Using the records provided below, locate and copy each line that contains the word "image".

App and web page records:
Content starts
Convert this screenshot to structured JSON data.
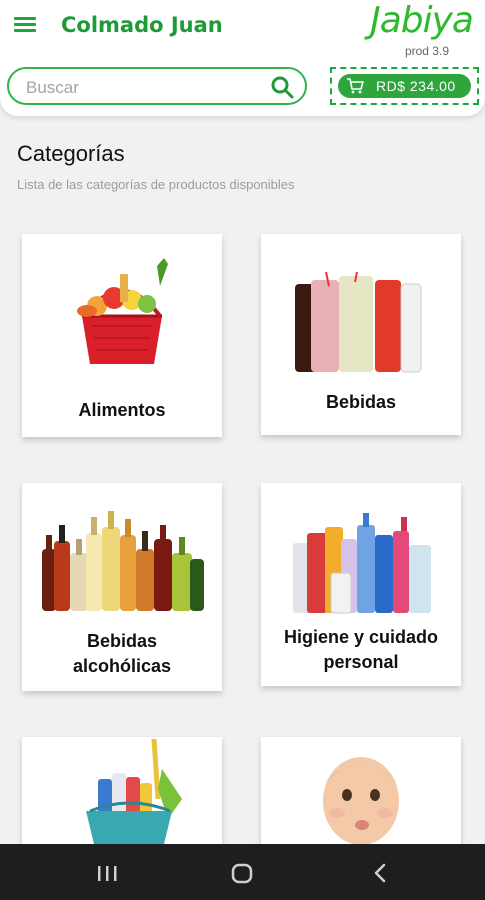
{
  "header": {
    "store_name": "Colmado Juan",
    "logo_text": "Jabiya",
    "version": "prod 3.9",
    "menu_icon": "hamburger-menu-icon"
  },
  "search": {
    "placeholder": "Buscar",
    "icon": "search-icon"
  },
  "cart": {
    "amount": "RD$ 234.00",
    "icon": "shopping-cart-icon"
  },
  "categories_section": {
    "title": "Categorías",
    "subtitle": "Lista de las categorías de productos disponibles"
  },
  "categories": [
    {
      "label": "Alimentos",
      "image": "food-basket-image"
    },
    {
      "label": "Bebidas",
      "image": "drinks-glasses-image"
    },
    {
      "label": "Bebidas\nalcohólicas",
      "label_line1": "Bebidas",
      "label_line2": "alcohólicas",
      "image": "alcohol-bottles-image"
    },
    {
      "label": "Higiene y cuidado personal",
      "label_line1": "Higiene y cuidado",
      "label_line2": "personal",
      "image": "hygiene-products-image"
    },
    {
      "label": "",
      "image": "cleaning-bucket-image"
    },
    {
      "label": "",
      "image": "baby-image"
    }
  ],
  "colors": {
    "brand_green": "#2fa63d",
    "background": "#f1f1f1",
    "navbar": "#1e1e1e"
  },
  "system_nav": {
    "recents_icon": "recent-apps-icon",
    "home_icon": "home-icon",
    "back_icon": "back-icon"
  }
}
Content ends
Expected output:
      "image": "food-basket-image"
      "image": "drinks-glasses-image"
      "image": "alcohol-bottles-image"
      "image": "hygiene-products-image"
      "image": "cleaning-bucket-image"
      "image": "baby-image"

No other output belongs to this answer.